Social Security privatization can work
British reformer urges US to take clue from UK, where pensioner income is well ahead of inflation
A recent poll found that more young Americans expect to meet an extraterrestrial being than believe the Social Security system will be able to provide them with a decent pension.
Maybe they are right.
Because, whereas extraterrestrials may or may not exist, the Social Security fund certainly doesn't.
Young people have rumbled the fact that none of their Social Security contributions have been genuinely invested in wealth-creating industry.
They have all been used to pay the pensions of people who have already retired, or they have been borrowed by the government.
The Social Security "fund" contains nothing but paper promises that a future generation, not yet born, will pay the pensions of today's young working people.
Yet in every developed country people are living longer, working lives are getting shorter, and there are proportionately fewer people of working age. And most countries operate a system like the American one where Social Security funds are run on a pay-as-you-go system. Contributions are used to pay the pensions of people who have already retired. Nothing is actually saved or invested for the future.
So as more and more pensioners live longer and longer, the burden of Social Security contributions and taxes on working people will grow higher and higher, imposing a crushing burden on their economies.
Britain is almost unique. We have partly solved this problem. We have encouraged people to opt out of the earnings-related portion of the state pension scheme.
Nearly two-thirds of those entitled to do so have opted for private provision.
When they do that they receive a rebate from their Social Security contributions. This is worth about 5 percent of their income. And it is payable into any approved pension plan.
So their money is genuinely saved. It is invested in business. It will generate the profits to pay for their pensions in 10, 20, or 30 years - without imposing a heavy burden of taxation on the economy.
Meanwhile it strengthens the economy through a huge accumulation of committed long-term investment.
The British have now invested some $1.2 trillion to pay for future pensions. That is not just more than any other country in Europe. It is more than all the other countries in Europe - combined - have bothered to invest to meet their future pension liabilities.
The IMF has calculated that, if countries stick to their existing policies, by 2030 Germany and France will have national debts nearly double their national income. Japan's debt will be three times its national income.
Yet the United Kingdom, uniquely, will have been able to pay off its entire national debt and started to accumulate assets. It's not just Britain's national finances which benefit from this approach. British pensioners have benefited too.

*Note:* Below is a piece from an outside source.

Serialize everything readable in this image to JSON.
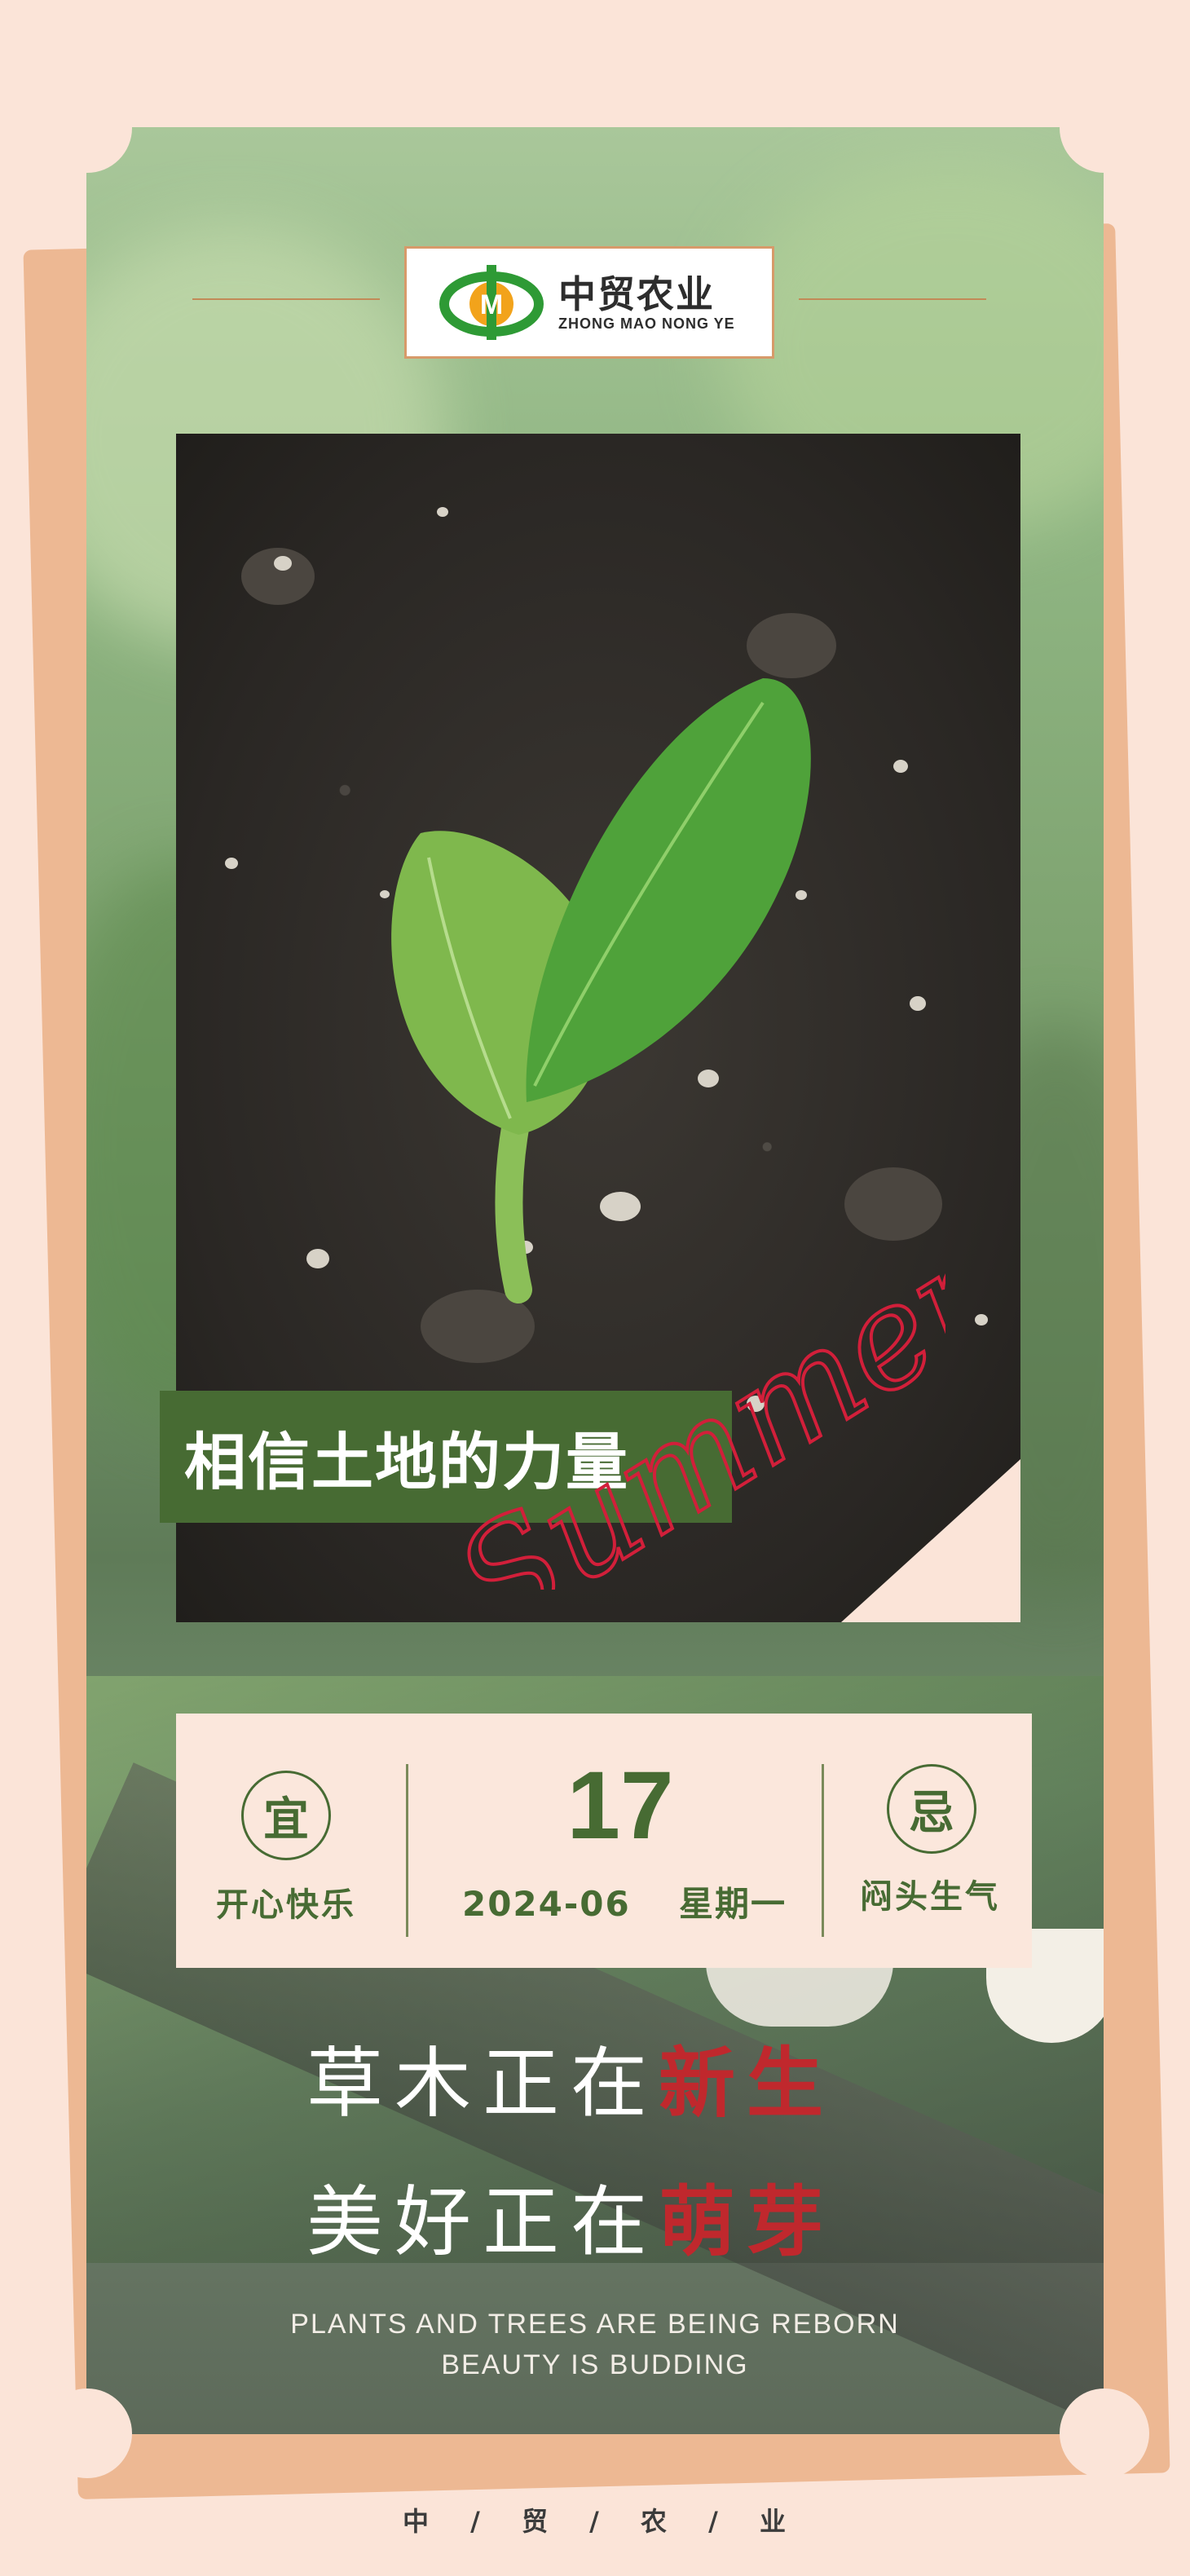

The rebate they receive when they opt out was set at a level which would generate an equivalent pension to that promised by the state to those who stay in. The calculation assumed that private investments would yield 4.25 percent a year on top of inflation.
Yet, British private pension funds on average have earned nearly 10 percent a year more than inflation in the past 15 years. So pensioners' incomes have outstripped the rest of the population.
The Labour party used to be hostile to this approach since it reduced reliance on the state.
Before he was elected, Tony Blair suggested we should move toward the Singapore approach since that involves the state Central Fund - instead of private funds - investing people's contributions. However, he had to abandon the idea when it emerged that the Singapore fund had only achieved a return of 2 percent a year: Britain's private funds were doing five times better.
Labour then tried to discredit the British reliance on private investments by attacking the so-called "misselling scandal" of the late 1980s. There was indeed a genuine scandal. But it did not involve people opting out of the state scheme into private funds. (It resulted from unscrupulous salesmen persuading people to leave company pension plans and invest in other plans, even though that meant they lost out on the contribution their employer was paying into the company fund. But none of those who were missold inappropriate pensions lost a penny, because the rules require the firms who gave bad advice to compensate them fully.)
So now, even the Labour Party accepts the benefits of our system of private-funded pensions.
A system which has won the support of its most rooted enemies at home may well have lessons for those abroad - not least for our American friends.
* Peter Lilley is a Conservative member of the British House of Commons. He is a former secretary of state for social security.